2003 OPEN FORUM Abstracts
EXPERIENCE WITH HIGH FREQUENCY OSCILLATORY VENTILATION IN THE MANAGEMENT OF ADULT SURGICAL/TRAUMA PATIENTS WITH ARDS
Stuart M. Lowson, MD, Daniel D. Rowley, RRT-NPS, RPFT Linda L. Clarke, RRT, Jeffrey S. Young, MD, Roy Hostetter, RRT Surgical/Trauma ICU, University of Virginia Medical Center Charlottesville, Virginia
INTRODUCTION: After participating in the Multicenter Oscillatory Ventilation for Acute Respiratory Distress Syndrome II (MOAT II) study 1, we hypothesized that early application of HFOV would improve outcomes in surgical/trauma patients with ARDS.

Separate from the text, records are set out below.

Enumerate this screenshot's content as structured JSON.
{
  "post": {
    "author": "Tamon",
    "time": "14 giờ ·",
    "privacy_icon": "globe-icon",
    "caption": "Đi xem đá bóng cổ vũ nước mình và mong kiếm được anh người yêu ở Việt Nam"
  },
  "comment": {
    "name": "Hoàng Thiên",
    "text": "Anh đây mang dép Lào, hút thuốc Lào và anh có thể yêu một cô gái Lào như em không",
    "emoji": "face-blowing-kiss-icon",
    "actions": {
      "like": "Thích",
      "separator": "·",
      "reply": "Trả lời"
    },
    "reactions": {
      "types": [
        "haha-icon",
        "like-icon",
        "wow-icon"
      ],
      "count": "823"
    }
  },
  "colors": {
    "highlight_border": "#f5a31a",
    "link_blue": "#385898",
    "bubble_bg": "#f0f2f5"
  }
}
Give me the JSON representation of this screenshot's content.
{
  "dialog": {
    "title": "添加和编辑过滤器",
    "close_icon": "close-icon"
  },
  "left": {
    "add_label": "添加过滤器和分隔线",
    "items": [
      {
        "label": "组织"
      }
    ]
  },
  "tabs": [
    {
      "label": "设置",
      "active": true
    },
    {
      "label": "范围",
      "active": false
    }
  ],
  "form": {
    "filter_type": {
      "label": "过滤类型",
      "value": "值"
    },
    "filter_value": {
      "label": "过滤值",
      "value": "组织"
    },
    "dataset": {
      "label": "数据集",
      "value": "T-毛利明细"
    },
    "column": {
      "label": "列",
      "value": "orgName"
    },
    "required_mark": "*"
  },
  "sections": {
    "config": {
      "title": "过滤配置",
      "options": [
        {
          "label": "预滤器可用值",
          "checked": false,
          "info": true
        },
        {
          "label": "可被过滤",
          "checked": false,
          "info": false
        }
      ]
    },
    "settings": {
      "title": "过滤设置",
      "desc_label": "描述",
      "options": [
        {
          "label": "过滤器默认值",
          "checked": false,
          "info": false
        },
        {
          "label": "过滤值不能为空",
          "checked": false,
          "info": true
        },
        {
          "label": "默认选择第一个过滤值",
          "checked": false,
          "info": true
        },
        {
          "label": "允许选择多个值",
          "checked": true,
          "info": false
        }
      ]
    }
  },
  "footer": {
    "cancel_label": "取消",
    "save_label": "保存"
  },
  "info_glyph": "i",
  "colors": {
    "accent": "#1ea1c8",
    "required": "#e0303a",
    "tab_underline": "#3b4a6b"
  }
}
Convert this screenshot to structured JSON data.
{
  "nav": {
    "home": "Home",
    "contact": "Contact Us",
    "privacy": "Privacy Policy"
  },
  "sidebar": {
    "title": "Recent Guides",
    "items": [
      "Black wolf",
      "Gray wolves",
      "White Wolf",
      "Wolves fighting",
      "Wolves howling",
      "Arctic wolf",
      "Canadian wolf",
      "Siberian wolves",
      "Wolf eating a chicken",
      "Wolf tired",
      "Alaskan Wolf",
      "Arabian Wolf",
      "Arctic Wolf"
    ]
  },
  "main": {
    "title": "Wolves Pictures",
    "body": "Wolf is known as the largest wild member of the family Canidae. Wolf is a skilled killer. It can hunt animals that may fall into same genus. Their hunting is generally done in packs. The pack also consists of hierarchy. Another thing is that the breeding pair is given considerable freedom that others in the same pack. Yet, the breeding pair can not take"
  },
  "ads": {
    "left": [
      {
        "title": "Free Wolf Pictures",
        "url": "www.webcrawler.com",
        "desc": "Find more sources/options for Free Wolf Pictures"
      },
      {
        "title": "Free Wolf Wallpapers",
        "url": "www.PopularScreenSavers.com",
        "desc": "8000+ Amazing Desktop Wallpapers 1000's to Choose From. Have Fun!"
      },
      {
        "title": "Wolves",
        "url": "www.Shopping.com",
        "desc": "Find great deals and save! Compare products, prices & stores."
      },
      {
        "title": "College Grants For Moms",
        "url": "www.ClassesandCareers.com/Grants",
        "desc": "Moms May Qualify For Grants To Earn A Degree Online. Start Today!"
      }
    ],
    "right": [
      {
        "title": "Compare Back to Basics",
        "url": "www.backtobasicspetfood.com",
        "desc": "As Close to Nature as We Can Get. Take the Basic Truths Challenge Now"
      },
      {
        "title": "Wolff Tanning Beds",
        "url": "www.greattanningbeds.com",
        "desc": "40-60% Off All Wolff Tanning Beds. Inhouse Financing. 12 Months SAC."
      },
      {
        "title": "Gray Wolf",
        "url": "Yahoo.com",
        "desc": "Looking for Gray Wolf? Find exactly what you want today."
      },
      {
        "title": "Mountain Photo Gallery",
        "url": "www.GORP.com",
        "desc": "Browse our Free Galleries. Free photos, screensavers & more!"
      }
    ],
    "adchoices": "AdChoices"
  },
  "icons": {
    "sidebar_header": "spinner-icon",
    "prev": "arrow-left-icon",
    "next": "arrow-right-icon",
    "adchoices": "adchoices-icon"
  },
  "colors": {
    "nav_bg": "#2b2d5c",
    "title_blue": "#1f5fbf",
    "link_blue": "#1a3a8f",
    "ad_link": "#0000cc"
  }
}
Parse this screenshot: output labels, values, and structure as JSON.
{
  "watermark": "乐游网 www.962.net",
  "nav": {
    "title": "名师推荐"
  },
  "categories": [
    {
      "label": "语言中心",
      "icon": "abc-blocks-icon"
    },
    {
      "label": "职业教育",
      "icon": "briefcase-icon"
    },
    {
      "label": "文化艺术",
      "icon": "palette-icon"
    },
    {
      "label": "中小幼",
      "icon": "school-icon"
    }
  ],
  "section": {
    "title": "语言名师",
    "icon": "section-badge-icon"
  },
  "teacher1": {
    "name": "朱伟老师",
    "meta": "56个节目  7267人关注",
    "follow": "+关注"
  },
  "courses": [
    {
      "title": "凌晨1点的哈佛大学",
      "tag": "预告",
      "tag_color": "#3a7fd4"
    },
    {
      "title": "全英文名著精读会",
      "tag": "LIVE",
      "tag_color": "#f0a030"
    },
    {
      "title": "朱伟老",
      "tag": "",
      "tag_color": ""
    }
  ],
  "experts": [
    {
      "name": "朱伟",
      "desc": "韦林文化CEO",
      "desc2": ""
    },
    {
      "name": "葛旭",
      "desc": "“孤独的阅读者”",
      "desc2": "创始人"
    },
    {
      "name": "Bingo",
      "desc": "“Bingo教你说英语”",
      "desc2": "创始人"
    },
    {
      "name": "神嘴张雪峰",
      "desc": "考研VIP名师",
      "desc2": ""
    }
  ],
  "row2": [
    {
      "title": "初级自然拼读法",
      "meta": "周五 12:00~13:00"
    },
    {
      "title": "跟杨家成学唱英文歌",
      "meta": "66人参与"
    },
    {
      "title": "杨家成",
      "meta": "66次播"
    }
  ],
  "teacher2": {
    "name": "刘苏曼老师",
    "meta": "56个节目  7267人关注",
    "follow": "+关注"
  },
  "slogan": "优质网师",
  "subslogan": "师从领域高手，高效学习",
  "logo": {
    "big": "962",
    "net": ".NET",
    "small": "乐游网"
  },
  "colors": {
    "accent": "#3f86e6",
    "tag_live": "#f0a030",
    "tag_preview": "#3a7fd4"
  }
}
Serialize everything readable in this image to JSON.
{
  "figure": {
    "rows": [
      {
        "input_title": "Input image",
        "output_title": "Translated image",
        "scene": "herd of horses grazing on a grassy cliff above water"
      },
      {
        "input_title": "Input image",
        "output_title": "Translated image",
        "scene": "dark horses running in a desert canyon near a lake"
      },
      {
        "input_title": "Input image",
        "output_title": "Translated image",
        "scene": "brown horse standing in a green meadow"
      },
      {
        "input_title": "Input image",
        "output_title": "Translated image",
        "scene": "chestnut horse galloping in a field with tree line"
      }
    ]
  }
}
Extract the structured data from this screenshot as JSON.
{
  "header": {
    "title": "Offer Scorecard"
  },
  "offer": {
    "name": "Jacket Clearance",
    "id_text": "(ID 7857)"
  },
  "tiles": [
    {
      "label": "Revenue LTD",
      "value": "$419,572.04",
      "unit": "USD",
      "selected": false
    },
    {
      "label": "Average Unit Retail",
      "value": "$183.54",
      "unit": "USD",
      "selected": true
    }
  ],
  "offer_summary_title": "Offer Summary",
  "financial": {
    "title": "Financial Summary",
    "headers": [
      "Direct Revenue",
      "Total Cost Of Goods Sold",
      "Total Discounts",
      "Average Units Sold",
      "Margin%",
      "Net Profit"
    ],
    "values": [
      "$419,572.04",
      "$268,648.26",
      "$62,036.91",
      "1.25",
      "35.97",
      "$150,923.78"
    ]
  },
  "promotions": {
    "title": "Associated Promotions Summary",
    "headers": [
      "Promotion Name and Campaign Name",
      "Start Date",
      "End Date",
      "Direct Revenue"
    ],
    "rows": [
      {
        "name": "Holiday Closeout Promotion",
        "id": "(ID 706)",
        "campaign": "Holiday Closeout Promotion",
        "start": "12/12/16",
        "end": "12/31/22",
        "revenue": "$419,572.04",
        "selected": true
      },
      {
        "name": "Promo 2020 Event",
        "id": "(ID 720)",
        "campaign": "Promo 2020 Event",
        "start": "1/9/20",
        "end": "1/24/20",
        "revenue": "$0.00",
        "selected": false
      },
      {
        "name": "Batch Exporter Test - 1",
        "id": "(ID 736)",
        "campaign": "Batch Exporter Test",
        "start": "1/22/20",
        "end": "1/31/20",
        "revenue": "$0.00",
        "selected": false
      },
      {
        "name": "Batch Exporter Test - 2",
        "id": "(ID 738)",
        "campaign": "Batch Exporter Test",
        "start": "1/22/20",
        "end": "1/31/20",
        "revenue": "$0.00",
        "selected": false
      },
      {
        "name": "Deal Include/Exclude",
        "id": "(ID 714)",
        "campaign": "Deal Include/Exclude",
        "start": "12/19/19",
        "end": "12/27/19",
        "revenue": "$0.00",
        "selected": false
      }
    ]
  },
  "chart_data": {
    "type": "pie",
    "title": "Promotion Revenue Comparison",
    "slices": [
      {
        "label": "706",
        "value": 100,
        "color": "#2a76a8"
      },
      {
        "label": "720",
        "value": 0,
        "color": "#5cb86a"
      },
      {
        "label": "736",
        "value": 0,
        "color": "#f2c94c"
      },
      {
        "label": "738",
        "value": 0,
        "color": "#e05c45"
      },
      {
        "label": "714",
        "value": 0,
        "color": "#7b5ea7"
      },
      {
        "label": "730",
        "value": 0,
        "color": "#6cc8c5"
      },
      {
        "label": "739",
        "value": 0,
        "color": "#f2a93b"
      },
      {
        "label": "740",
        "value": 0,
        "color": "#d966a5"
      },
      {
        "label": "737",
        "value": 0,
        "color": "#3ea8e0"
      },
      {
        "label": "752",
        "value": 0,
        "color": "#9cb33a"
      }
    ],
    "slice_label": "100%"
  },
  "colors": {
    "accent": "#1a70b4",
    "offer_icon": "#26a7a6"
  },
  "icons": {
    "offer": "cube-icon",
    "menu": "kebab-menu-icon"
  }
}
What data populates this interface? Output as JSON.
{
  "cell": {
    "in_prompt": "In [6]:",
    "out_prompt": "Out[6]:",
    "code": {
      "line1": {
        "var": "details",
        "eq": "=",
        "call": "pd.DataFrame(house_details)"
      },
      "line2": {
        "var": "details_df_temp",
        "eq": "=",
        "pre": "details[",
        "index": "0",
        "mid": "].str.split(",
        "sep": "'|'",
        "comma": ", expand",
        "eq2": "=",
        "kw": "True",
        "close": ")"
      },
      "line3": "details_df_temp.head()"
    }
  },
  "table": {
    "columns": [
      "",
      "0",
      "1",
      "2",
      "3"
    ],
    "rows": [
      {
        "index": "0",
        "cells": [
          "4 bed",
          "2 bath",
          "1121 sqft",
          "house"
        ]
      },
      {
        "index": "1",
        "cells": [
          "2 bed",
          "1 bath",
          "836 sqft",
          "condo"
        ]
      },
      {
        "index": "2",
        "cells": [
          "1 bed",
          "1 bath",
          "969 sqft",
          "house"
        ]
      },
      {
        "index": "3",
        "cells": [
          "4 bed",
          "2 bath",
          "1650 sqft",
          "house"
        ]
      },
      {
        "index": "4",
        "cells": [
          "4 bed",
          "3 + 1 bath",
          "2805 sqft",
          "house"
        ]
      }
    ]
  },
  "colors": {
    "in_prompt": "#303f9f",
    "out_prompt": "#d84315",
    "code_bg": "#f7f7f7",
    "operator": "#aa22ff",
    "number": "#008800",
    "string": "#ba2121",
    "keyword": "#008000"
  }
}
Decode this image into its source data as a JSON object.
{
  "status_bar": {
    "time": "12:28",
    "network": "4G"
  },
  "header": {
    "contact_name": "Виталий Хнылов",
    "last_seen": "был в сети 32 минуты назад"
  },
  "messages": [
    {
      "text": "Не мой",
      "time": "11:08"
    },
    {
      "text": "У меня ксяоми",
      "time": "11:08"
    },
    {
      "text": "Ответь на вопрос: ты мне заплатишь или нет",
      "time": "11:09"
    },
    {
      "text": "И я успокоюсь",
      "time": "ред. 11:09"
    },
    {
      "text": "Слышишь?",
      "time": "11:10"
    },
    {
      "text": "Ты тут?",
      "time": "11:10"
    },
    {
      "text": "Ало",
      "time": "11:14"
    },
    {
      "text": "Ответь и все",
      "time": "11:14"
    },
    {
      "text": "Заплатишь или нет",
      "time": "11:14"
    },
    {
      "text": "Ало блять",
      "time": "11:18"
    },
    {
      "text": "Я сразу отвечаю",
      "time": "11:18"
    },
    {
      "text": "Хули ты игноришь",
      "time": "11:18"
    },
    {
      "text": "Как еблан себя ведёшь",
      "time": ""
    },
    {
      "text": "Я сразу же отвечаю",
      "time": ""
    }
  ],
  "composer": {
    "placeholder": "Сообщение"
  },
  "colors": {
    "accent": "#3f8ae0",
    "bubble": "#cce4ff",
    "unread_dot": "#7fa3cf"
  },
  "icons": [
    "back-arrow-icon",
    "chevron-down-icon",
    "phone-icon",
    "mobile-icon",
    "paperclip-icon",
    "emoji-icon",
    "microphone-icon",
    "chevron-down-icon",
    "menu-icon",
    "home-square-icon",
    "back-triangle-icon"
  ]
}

METHOD: We identified patients at risk of ALI/ARDS by the following criteria: chest trauma, > 10L of initial volume resuscitation, developing infiltrates on roentgenograms, P/F ratio < 200 mmHg, and airway Pplateau > 30 cm H20 despite using low Vts. Patients were sedated, administered a neuromuscular blocking (NMB) agent, and placed on HFOV (SensorMedics 3100B). FIO2 is set equivalent to CMV level, frequency = 3 Hz, It= 50%, MAP 5-8 cmH2O > CMV level, Bias Flow (BF)= 40-50 LPM, and Delta-P (∆P) is set to achieve adequate chest wall "wiggle". Our goals of HFOV are to obtain an arterial pH ≥ 7.25, SaO2 ≥ 90%, and FIO2 ≤ 50% at the lowest MAP. Patients are returned to CMV when MAP is < 22 cmH2O or if HFOV fails to achieve adequate ventilation.
RESULTS: Of the 17 patients we entered into the MOAT II trial, 6-month mortality was 50% in CMV group -vs- 29% in the HFOV group. We have used HFOV in 65 patients to date. Minor changes in our management strategies include: 1. Earlier initiation of HFOV when P/F ratios fail to improve with conventional lung recruitment strategies. 2. Aggressive use of ∆P, increased It%, decreased oscillating frequency, and maximized BF (50-60 LPM) to optimize ventilation. 3. Earlier discontinuation of NMBs and scrupulous titration of sedation to permit patient tolerance of HFOV. Our current 28-day mortality in surgical/trauma patients with ARDS, using the above approach, is 20% (30 day mortality in the ARDS Network trial's low Vt group was 31%2).
CONCLUSION: The "open lung" model of ARDS management strongly suggests that HFOV should be an effective technique to use in this patient population. This hypothesis is supported by the results of HFOV in animal models of ARDS, and by our outcome data in both the MOAT II study and surgical/trauma patients with ARDS. Studies by Gattinoni and others suggest that patients with secondary lung injury may respond better to recruitment maneuvers -vs- those patients with primary lung injury.3 This may partly explain why our 6 month mortality rate with HFOV in the Moat II study was less than that of the study population as a whole (47% with HFOV).
- Derdak, S, Mehta S, Stewart T, et al. High frequency oscillatory ventilation for
acute respiratory distress syndrome in adults. Am J Resp Crit Care Med
- The Acute Respiratory Distress Syndrome Network. Ventilation with lower tidal
volumes as compared with traditional tidal volumes for acute lung injury and
the acute respiratory distress syndrome. N Eng J Med 2000;342:1301-8.
- Gattinoni L, Pelosi P, Suter P, et al. Acute respiratory distress syndrome caused by pulmonary and extrapulmonary disease. Different syndromes? Am J Resp Crit Care Med 1998;158:3-11.